The recent boom in tour companies offering international “voluntourism” opportunities has fueled the desire to volunteer. As a result, increasing numbers of voluntourists are paying to participate in projects that do not offer constructive help. They've been described as “new colonialists,” engaging in projects that are designed only with the enjoyment of volunteers in mind. Richard Stupart describes it as “morally ambiguous catnip for traveling narcissists.” So what could possibly be wrong with helping the “unfortunate"? Read on.
The trips are personally transformative for voluntourists, but host countries often see tourism revenue as the only benefit.
Outsiders often perform work that could have helped local breadwinners earn a living.
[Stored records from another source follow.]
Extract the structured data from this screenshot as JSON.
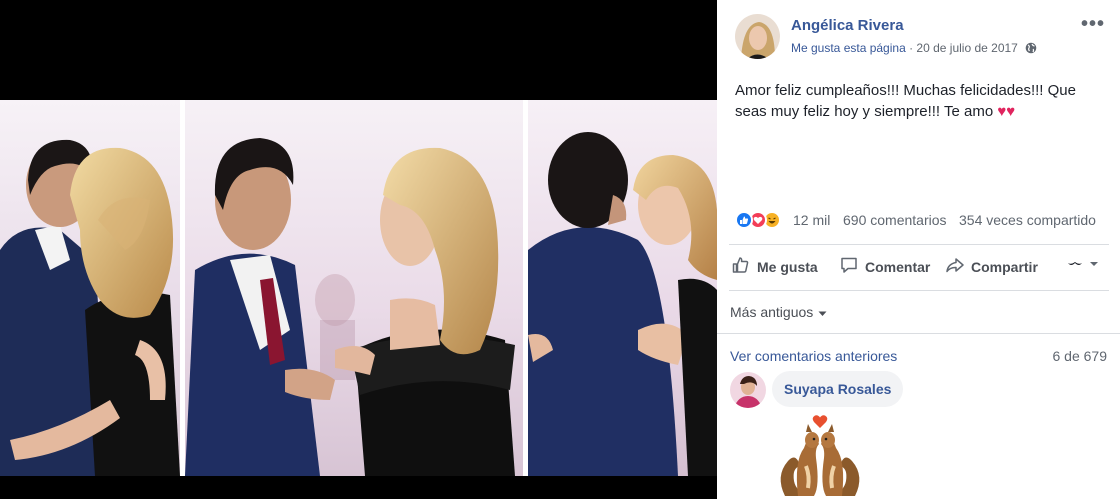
{
  "post": {
    "author": "Angélica Rivera",
    "like_page_label": "Me gusta esta página",
    "separator": " · ",
    "date": "20 de julio de 2017",
    "more_label": "•••",
    "text_line1": "Amor feliz cumpleaños!!! Muchas felicidades!!! Que",
    "text_line2": "seas muy feliz hoy y siempre!!! Te amo",
    "hearts": "♥♥"
  },
  "reactions": {
    "icons": [
      "like-icon",
      "love-icon",
      "haha-icon"
    ],
    "count": "12 mil",
    "comments": "690 comentarios",
    "shares": "354 veces compartido"
  },
  "actions": {
    "like": "Me gusta",
    "comment": "Comentar",
    "share": "Compartir"
  },
  "comments": {
    "sort_label": "Más antiguos",
    "view_previous": "Ver comentarios anteriores",
    "pager": "6 de 679",
    "items": [
      {
        "author": "Suyapa Rosales",
        "content": "sticker"
      }
    ]
  },
  "colors": {
    "link_blue": "#385898",
    "secondary_text": "#606770",
    "like_blue": "#1877f2",
    "love_red": "#f33e58",
    "haha_yellow": "#f7b125"
  }
}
Voluntourists take away the incentive for governments to invest in healthcare, infrastructure and other vital services for their own people. When countries get used to handouts, they simply wait for volunteers to show up and provide free services, rather than seeking ways to help themselves.
Short-term voluntourism is an inefficient use of financial and human resources. The costs are considerable, and the funds might be put to better use upskilling local workers.
To cite some examples…
Orphanage tours in Cambodia are all the rage. Wealthy foreigners who want to play with parentless kids have had the perverse effect of creating a market for orphans. A system has emerged in which parents rent their children out for the day to play with gullible tourists, creating fraudulent orphanages in response to visitors’ demand.
Voluntourists in Madagascar sign up to survey an endangered coral reef, only to find that the reef has been surveyed hundreds of times by other voluntourists, recording no useful data, and further damaging the reef.
Guatemala has become so dependent on voluntourism and the associated revenue, that the government shut down virtually all state-sponsored healthcare. When hundreds of medical teams cancelled their trips because of Covid-19, Guatemalans were left without desperately needed healthcare and surgical attention; hundreds employed by NGO’s lost their jobs, and thousands of hotel and restaurant workers who rely on voluntourism were left unemployed.
For those who wish to help, a more sustainable approach is to focus on capacity building, infrastructure and upskilling local workers.
After all, do you aim to do good or just to look good?